The Air Car – zero pollution and very low running costs [not really read the update below]
March 19, 2007 § 4 Comments
[UPDATE: Not quite so, read the update at the end of the article - jump there -].

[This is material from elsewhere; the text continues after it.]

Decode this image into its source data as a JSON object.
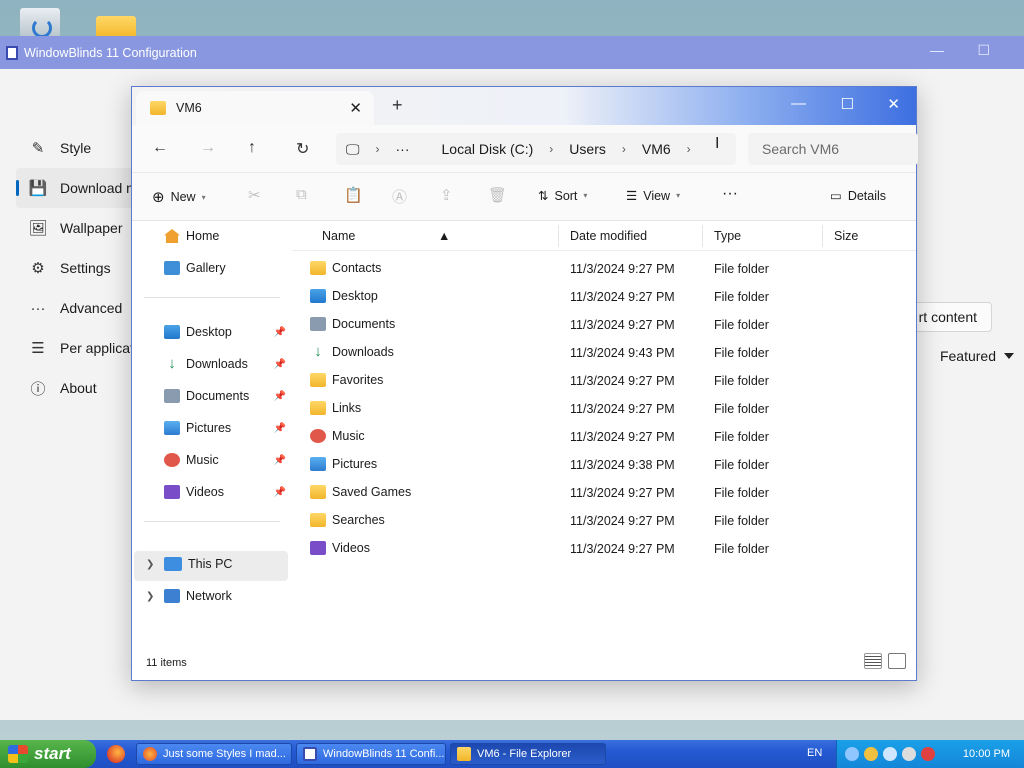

Engineers have been trying for years to bring a compressed air car to market, believing strongly that compressed air can power a viable “zero pollution” car. Now the first commercial compressed air car is on the verge of production and beginning to attract a lot of attention, and with a recently signed partnership with Tata, India’s largest automotive manufacturer, the prospects of very cost-effective mass production are now a distinct possibility. The MiniC.A.T is a simple, light urban car, with a tubular chassis that is glued not welded and a body of fibreglass. The heart of the electronic and communication system on the car is a computer offering an array of information reports that extends well beyond the speed of the vehicle, and is built to integrate with external systems and almost anything you could dream of, starting with voice recognition, internet connectivity, GSM telephone connectivity, a GPS guidance system, fleet management systems, emergency systems, and of course every form of digital entertainment. The engine is fascinating, as is and the revolutionary electrical system that uses just one cable and so is the vehicle’s wireless control system. Microcontrollers are used in every device in the car, so one tiny radio transmitter sends instructions to the lights, indicators etc Most importantly, the 68 mph Aircar is incredibly cost-efficient to run – according to the designers, it costs less than one Euro per 100Km (about a tenth that of a petrol car). Its mileage is about double that of the most advanced electric car (200 to 300 km or 10 hours of driving), a factor which makes a perfect choice in cities where the 80% of motorists drive at less than 60Km/h.
How does it work?
90m3 of compressed air is stored in fibre tanks. The expansion of this air pushes the pistons and creates movement. The atmospheric temperature is used to re-heat the engine and increase the road coverage. The air conditioning system makes use of the expelled cold air. Due to the absence of combustion and the fact there is no pollution, the oil change is only necessary every 31.000 miles.
Also see this YouTube video:
I have placed this article in the “Energy Efficiency” category but a recent study seems to prove me wrong so I moved it only in the design category. The October-December 2009 issue of Environmental Research Letters covers the very issue of energy efficiency of air cars in an article called “Economic and Environmental Evaluation of Compressed-Air Cars”. In this article is is pointed that air powered cars have more than twice CO2 footprint than even gasoline cars. This is mostly because compressed air holds less than one percent of the energy of gasoline and because it takes huge amount of electricity to get the air compressed in tanks, perhaps this was one of the reasons the company that designed AirPod missed a few times the deadlines to bring the car to the market. (source) ]